Once on the run, I settled into my pace pretty quickly and held onto the lead for the first few miles before Matt came by looking good.  I knew he'd have a good run so I just focused on staying smooth and limiting the losses to the runners who came in a few minutes back off the bike.  At the 1/2 way point, I was still sitting at just under 6:00 pace, but feeling the fatigue set in.  Lionel Sanders flew by me on his way to a 1:09 run split and there was nothing I could do to match him.  I did my best to hold on to a top 3, but in the end my not-so-quick 1:18 landed me in 4th place with a 3:56 final time.

I was happy with my effort and pleased with the result knowing that in all honesty I'm racing at probably 80-85% of my capacity.  It's encouraging to know that I can perform at this level while dealing with such a compromised recovery/sleep situation.  Almost as if to remind me of my state, I came home to check my phone after the race and this was the notification that was waiting!

After the race, I connected with a few of the many RVA athletes and found a great burger place called Chuck's in Downtown Raleigh before heading to awards.  Sadly, only 2 of the top 5 men decided that the awards ceremony was important, so the men's professional field appeared anything but in the eyes of the spectators.  No wonder Rev3 has decided that we as a group aren't adding value to their races!  

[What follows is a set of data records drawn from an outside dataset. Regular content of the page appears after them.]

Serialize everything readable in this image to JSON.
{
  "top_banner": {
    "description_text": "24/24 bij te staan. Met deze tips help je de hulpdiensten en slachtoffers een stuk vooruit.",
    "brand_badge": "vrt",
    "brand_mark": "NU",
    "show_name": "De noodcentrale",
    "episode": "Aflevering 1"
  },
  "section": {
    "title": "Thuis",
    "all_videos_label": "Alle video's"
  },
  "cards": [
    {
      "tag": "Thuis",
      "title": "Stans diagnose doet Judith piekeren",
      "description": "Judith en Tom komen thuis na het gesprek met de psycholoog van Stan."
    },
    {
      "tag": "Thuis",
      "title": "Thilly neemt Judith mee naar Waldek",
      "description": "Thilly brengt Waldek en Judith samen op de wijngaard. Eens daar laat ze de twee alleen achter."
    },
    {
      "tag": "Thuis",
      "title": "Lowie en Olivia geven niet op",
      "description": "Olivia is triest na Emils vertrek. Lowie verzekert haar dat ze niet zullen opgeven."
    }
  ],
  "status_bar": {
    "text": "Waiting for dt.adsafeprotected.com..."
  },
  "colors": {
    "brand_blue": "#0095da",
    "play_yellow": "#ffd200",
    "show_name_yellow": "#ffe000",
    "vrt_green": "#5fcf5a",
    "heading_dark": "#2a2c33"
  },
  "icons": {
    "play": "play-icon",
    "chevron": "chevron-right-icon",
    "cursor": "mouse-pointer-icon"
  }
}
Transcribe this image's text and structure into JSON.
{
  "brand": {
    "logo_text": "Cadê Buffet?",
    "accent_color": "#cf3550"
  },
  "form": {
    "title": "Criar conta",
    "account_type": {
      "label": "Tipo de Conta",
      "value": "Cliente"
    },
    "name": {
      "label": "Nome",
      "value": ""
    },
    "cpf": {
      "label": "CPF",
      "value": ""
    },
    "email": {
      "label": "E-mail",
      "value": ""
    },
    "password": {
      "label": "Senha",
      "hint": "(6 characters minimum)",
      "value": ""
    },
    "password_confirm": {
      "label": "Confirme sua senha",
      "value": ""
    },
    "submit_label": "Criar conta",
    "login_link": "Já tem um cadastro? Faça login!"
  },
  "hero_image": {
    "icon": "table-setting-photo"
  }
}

I'm home now and writing this with a baby on my chest and about to hop into my Normatec boots for my "workout" of the day.  It's going to be a quick week of recovery before heading to Eagleman for the last race of this half of the season.  After that, the focus is on the Ironman distance!  Thank you to all those who have been supportive and helpful in the past 6 weeks since Sidney was born.  Sponsors, friends, and family have all been great and I'm looking forward to repaying you with some memorable performances!  Stay tuned...